Samsung insiders said there was no pullback from Android, but it would greatly expand its smartphone ranges overall next year. It may be that the firm believes it can steal an early march in WP7 and dominate it more easily than Android, though previously, HTC and LG have been the closest Microsoft partners.

However its range balances out, the vendor will continue to use its scale to create a wide range of different models targeted carefully at different user profiles. Its own bada platform is also reported to be faring better than many had expected. When it was launched at the start of the year, single-vendor operating systems seemed to be on their way out, but since then the market has fragmented again, with several new options such as MeeGo and webOS 2.0 on the horizon.

And according to consultant Tomi Ahonen, in his latest quarterly update on smartphones, bada had 1.3 million active users in the third quarter, about 2 per cent of the global base for high-end handsets.

That would make bada the most successful mobile OS launch since the first iPhone iOS, achieved with only one handset, the popular Wave, and without the support of a US cellco. The Wave boasted Samsung‘s Super AMOLED display technology and a friendly, widget-based user interface at a lower price than the Galaxy S. It has now been joined by two further bada handsets.

Android remains in pole position to take second place in smartphones next year, and to usurp Symbian in some markets. But the market is a fluid and uncertain one, and Google‘s CEO Eric Schmidt needs to take a more decisive stance.

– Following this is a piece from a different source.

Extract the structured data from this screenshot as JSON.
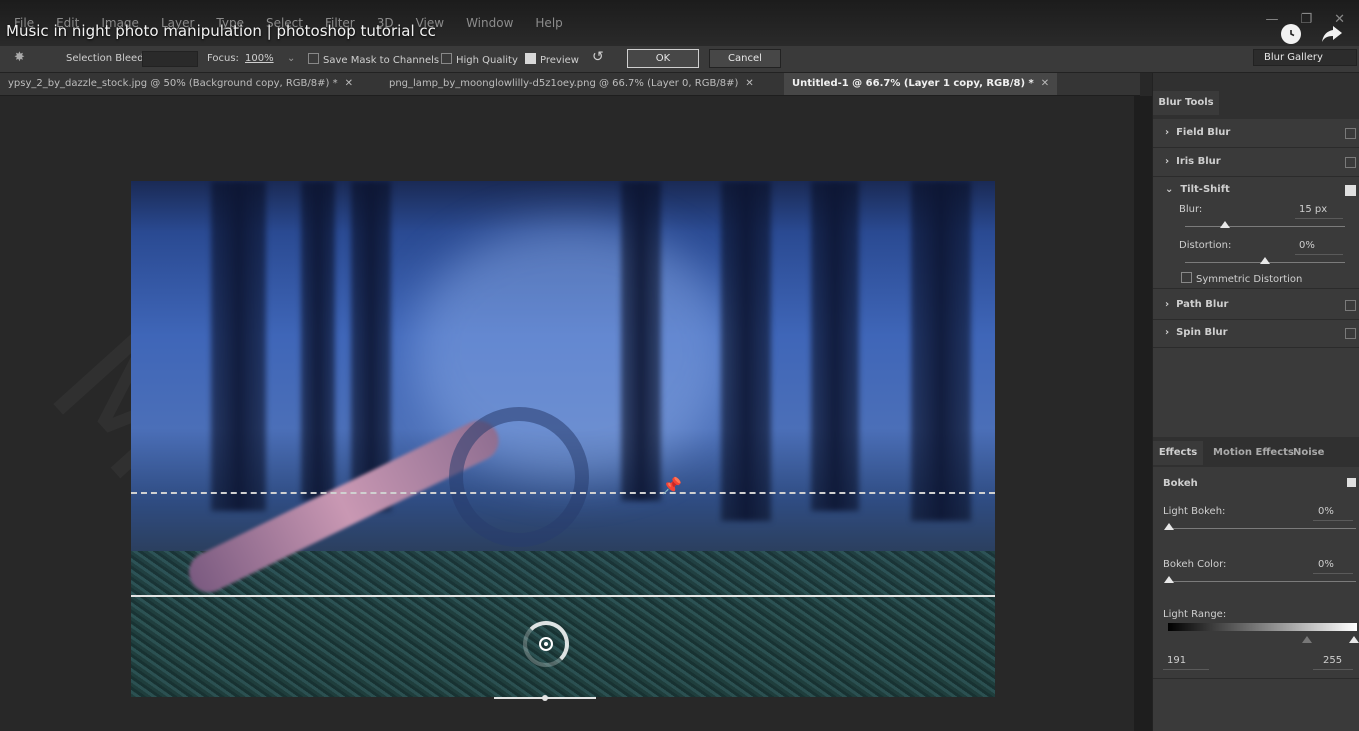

At last week‘s Web 2.0 Summit, he had his head firmly in the sand, saying the contracts made with the Open Handset Alliance (the group of Android supporters) were good enough to prevent a splintering of Android Market, and that Market apps would run across all handsets. Netflix and Rovio say otherwise, and Google needs to address the issue before it suffers the ultimate humiliation of losing out to Microsoft. ®

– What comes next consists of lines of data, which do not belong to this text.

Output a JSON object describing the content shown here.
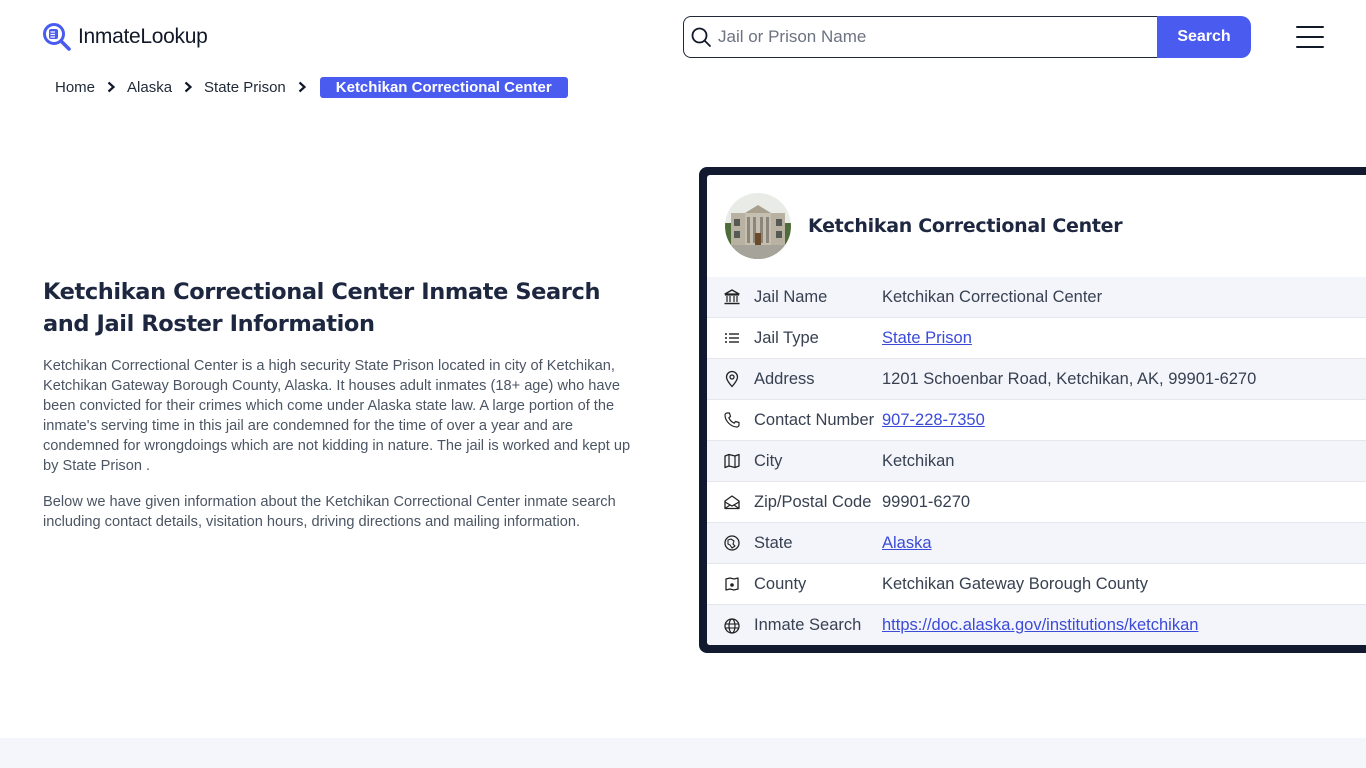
{
  "header": {
    "logo_text": "InmateLookup",
    "logo_icon": "magnifier-document-icon",
    "search_placeholder": "Jail or Prison Name",
    "search_value": "",
    "search_button_label": "Search",
    "menu_icon": "hamburger-menu-icon"
  },
  "breadcrumb": {
    "items": [
      "Home",
      "Alaska",
      "State Prison"
    ],
    "current": "Ketchikan Correctional Center",
    "separator_icon": "chevron-right-icon"
  },
  "intro": {
    "title": "Ketchikan Correctional Center Inmate Search and Jail Roster Information",
    "paragraphs": [
      "Ketchikan Correctional Center is a high security State Prison located in city of Ketchikan, Ketchikan Gateway Borough County, Alaska. It houses adult inmates (18+ age) who have been convicted for their crimes which come under Alaska state law. A large portion of the inmate's serving time in this jail are condemned for the time of over a year and are condemned for wrongdoings which are not kidding in nature. The jail is worked and kept up by State Prison .",
      "Below we have given information about the Ketchikan Correctional Center inmate search including contact details, visitation hours, driving directions and mailing information."
    ]
  },
  "card": {
    "title": "Ketchikan Correctional Center",
    "avatar": "facility-building-photo",
    "rows": [
      {
        "icon": "building-columns-icon",
        "label": "Jail Name",
        "value": "Ketchikan Correctional Center",
        "link": false
      },
      {
        "icon": "list-icon",
        "label": "Jail Type",
        "value": "State Prison",
        "link": true
      },
      {
        "icon": "map-pin-icon",
        "label": "Address",
        "value": "1201 Schoenbar Road, Ketchikan, AK, 99901-6270",
        "link": false
      },
      {
        "icon": "phone-icon",
        "label": "Contact Number",
        "value": "907-228-7350",
        "link": true
      },
      {
        "icon": "map-icon",
        "label": "City",
        "value": "Ketchikan",
        "link": false
      },
      {
        "icon": "mail-open-icon",
        "label": "Zip/Postal Code",
        "value": "99901-6270",
        "link": false
      },
      {
        "icon": "globe-region-icon",
        "label": "State",
        "value": "Alaska",
        "link": true
      },
      {
        "icon": "map-marker-square-icon",
        "label": "County",
        "value": "Ketchikan Gateway Borough County",
        "link": false
      },
      {
        "icon": "globe-icon",
        "label": "Inmate Search",
        "value": "https://doc.alaska.gov/institutions/ketchikan",
        "link": true
      }
    ]
  },
  "colors": {
    "accent": "#4a5cf0",
    "card_border": "#111a2e",
    "heading": "#1e2740",
    "link": "#3b4bd8",
    "row_stripe": "#f4f5fb"
  }
}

Copyright © 2010, Wireless Watch

Wireless Watch is published by Rethink Research, a London-based IT publishing and consulting firm. This weekly newsletter delivers in-depth analysis and market research of mobile and wireless for business. Subscription details are here.

Intelligent flash storage arrays

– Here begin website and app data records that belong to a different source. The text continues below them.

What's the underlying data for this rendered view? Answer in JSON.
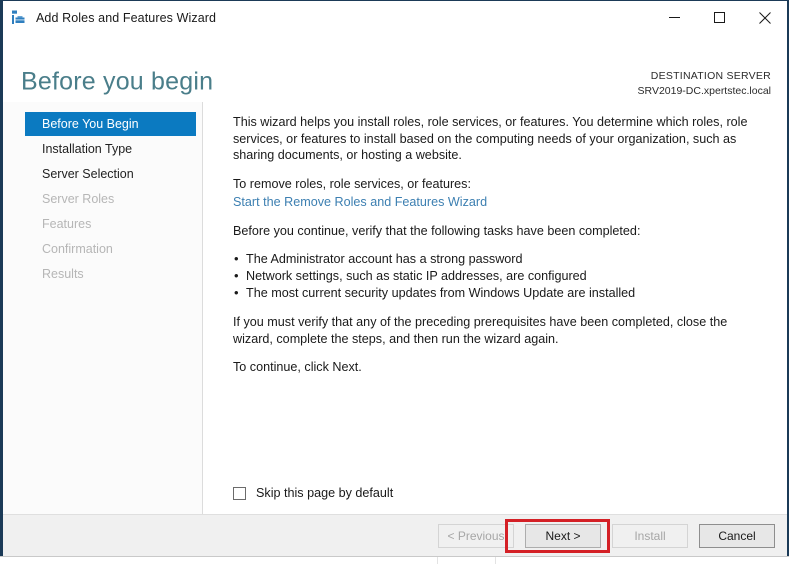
{
  "window": {
    "title": "Add Roles and Features Wizard",
    "icon": "server-wizard-icon",
    "controls": {
      "minimize": "minimize-icon",
      "maximize": "maximize-icon",
      "close": "close-icon"
    }
  },
  "header": {
    "page_title": "Before you begin",
    "destination_label": "DESTINATION SERVER",
    "destination_server": "SRV2019-DC.xpertstec.local"
  },
  "sidebar": {
    "items": [
      {
        "label": "Before You Begin",
        "state": "selected"
      },
      {
        "label": "Installation Type",
        "state": "enabled"
      },
      {
        "label": "Server Selection",
        "state": "enabled"
      },
      {
        "label": "Server Roles",
        "state": "disabled"
      },
      {
        "label": "Features",
        "state": "disabled"
      },
      {
        "label": "Confirmation",
        "state": "disabled"
      },
      {
        "label": "Results",
        "state": "disabled"
      }
    ]
  },
  "content": {
    "intro": "This wizard helps you install roles, role services, or features. You determine which roles, role services, or features to install based on the computing needs of your organization, such as sharing documents, or hosting a website.",
    "remove_prompt": "To remove roles, role services, or features:",
    "remove_link": "Start the Remove Roles and Features Wizard",
    "verify_prompt": "Before you continue, verify that the following tasks have been completed:",
    "tasks": [
      "The Administrator account has a strong password",
      "Network settings, such as static IP addresses, are configured",
      "The most current security updates from Windows Update are installed"
    ],
    "verify_note": "If you must verify that any of the preceding prerequisites have been completed, close the wizard, complete the steps, and then run the wizard again.",
    "continue_note": "To continue, click Next.",
    "skip_checkbox_label": "Skip this page by default",
    "skip_checkbox_checked": false
  },
  "footer": {
    "previous": {
      "label": "< Previous",
      "enabled": false
    },
    "next": {
      "label": "Next >",
      "enabled": true,
      "highlighted": true
    },
    "install": {
      "label": "Install",
      "enabled": false
    },
    "cancel": {
      "label": "Cancel",
      "enabled": true
    }
  },
  "colors": {
    "accent_blue": "#0b7ac1",
    "title_teal": "#4a7e8a",
    "link_blue": "#3c7fb1",
    "highlight_red": "#d42026",
    "window_border": "#1b3a57"
  }
}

More from The Register

next story
Of COURSE Stephen Elop's to blame for Nokia woes, says author
'Google did have some unique propositions for Nokia'
FCC, Google cast eye over millimetre wireless
The smaller the wave, the bigger 5G's chances of success
It's even GRIMMER up North after MEGA SKY BROADBAND OUTAGE
By 'eck! Eccles cake production thrown into jeopardy
Mobile coverage on trains really is pants
You thought it was just *insert your provider here*, but now we have numbers
Don't mess with Texas ('cos it's getting Google Fiber and you're not)
A bit late, but company says 1Gbps Austin network almost ready to compete with AT&T
prev story

Whitepapers

Forging a new future with identity relationship management
Learn about ForgeRock's next generation IRM platform and how it is designed to empower CEOS's and enterprises to engage with consumers.
Why and how to choose the right cloud vendor
The benefits of cloud-based storage in your processes. Eliminate onsite, disk-based backup and archiving in favor of cloud-based data protection.
Three 1TB solid state scorchers up for grabs
Big SSDs can be expensive but think big and think free because you could be the lucky winner of one of three 1TB Samsung SSD 840 EVO drives that we’re giving away worth over £300 apiece.
Reg Reader Research: SaaS based Email and Office Productivity Tools
Read this Reg reader report which provides advice and guidance for SMBs towards the use of SaaS based email and Office productivity tools.
Security for virtualized datacentres
Legacy security solutions are inefficient due to the architectural differences between physical and virtual environments.